Why Does Sweetness Taste So Good?

A new study hints at how the brain flags different flavors as delicious or disgusting.

A boy with chocolate frosting all over his face, eating a donut
Brandon Wade / Getty

The experience of taste is both essential and ephemeral. It’s the reliable bite of your morning coffee, and it’s the charred sweetness of your first campfire marshmallow, so deeply associated with a particular setting that you forget about it until another marshmallow and another campfire shocks it back into your mind. There’s so much tied up in taste that it’s easy to overlook the fact that our ancestors likely evolved it as a way to make sure we recognized sweet foods with lots of calories and avoided bitter, poisonous things after trying a tiny bite. We are born with a love of sweetness and a dislike of bitterness (though humans are able, through experience, to rework these if we so wish).
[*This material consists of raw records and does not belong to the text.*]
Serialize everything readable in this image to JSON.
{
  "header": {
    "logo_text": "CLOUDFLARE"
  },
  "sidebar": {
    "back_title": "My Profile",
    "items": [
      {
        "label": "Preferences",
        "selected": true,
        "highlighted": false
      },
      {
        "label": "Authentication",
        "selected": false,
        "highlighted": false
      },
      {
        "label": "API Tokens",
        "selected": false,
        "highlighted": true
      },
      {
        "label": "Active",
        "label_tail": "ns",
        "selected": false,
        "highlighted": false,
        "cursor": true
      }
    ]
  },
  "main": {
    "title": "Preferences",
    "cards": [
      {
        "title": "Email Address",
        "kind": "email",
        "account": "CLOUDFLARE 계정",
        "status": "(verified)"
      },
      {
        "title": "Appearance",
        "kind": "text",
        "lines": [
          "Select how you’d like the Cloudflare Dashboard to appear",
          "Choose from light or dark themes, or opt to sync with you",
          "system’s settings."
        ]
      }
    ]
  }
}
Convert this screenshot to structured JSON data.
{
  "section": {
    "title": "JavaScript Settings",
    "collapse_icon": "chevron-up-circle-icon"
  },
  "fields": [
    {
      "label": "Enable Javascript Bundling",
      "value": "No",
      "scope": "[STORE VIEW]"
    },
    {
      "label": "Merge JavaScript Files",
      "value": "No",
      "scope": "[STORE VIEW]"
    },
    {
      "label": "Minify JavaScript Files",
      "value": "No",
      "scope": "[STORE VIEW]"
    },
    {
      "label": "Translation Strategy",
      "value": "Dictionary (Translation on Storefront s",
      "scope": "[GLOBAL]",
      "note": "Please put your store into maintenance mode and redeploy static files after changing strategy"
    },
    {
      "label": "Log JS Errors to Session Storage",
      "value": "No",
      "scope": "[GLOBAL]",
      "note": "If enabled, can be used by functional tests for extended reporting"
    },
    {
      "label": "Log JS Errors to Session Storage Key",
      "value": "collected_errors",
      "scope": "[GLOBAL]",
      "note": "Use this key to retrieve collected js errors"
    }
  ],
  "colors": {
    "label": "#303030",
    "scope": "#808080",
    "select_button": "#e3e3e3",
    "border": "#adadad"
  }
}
How exactly the brain receives the message of sweetness or bitterness, declares it good or bad, and then has us eat more or spit something out is a profound question, linking together the basic biology of taste buds on the tongue and the shadowy tracery of neurons leading from the taste cells back into the brain. For years now, Charles Zuker and his lab at Columbia University’s Zuckerman Institute have been following that tracery, publishing new papers as the trail leads them through each successive brain structure involved in perception.

In their latest study, published in Nature on Wednesday, they report that from the brain’s taste cortex, the neurons carrying the message of bitterness or sweetness take different routes to the amygdala, a region known for consolidating and modulating emotion. In a series of experiments in mice, they show that they can use this information to remove the positive connotation from sweetness and the negative from bitterness.

In a previous study, to test their understanding of how a message is labeled as sweet or bitter, the researchers rewired mice so that the animals’ sweet neurons fired when they tasted bitterness. As a result, these mice would happily slurp down water laced with bitter substances. The group was even able to get other mice to respond as if they had drunk a bitter fluid—wiping their muzzles vigorously as if it get rid of the taste—solely by triggering their bitter neurons, without having them drink anything.

All this demonstrated that bitter and sweet have very distinct, fairly easily manipulated signals in the brain. But the experiments didn't tell the researchers anything about why sweetness should be favored and bitterness spurned—how they are assigned these positive and negative values in the brain, once what they are has been established. “Taste has two incredibly salient features,” says Zuker. “One is the identity, and the other is the valence, or hedonic, value.”

The researchers continued to follow the trail of cells carrying taste information through the brain. As they reached the amygdala, they found that the bitter messages came in from a different set of neurons than the sweet. They engineered mice in which the neurons bearing those messages could be triggered by laser light, and then set the mice up so that a laser would turn on when they licked an empty water-bottle spout. If they got a positive feeling from the laser, they would lick more; if they got a negative feeling, less. Indeed, mice whose sweet neurons were triggered by the laser licked with abandon. Mice whose bitter neurons were activated did not.

All of this took place without the mice drinking anything. The only thing happening was the activation of neurons in the amygdala. To see whether mice whose amygdala wasn’t firing could tell sweet and bitter apart, without preferring one over the other, the researchers first trained mice to indicate whether a fluid they were drinking was bitter or sweet by moving to the left or the right after taking a sip. Then they gave the mice a drug that kept the amygdala quiet. Lo and behold, the mice continued to be able to identify whether what they were tasting was bitter or sweet—but they did not show any interest in sweetness or any aversion to bitterness.

The pathway a message takes into the amygdala helps define whether a sensation is flagged as a good one or a bad one, the results indicate. As the researchers continue their progress on the trail of taste, they are hoping to uncover what happens next, after a bite of cake or a swig of spoiled milk is given its value. Some neurons doubtless circle around to others that control motor function, so a foul-tasting substance can be spit out and a pleasant one swallowed eagerly. But what Zuker is most interested in is memory. “One bad oyster is all it takes for you to be actively avoiding oysters for the next 12 months,” he says. “A strong negative taste experience will stay with you for ... a long, long time. So how? Where is this signal going to?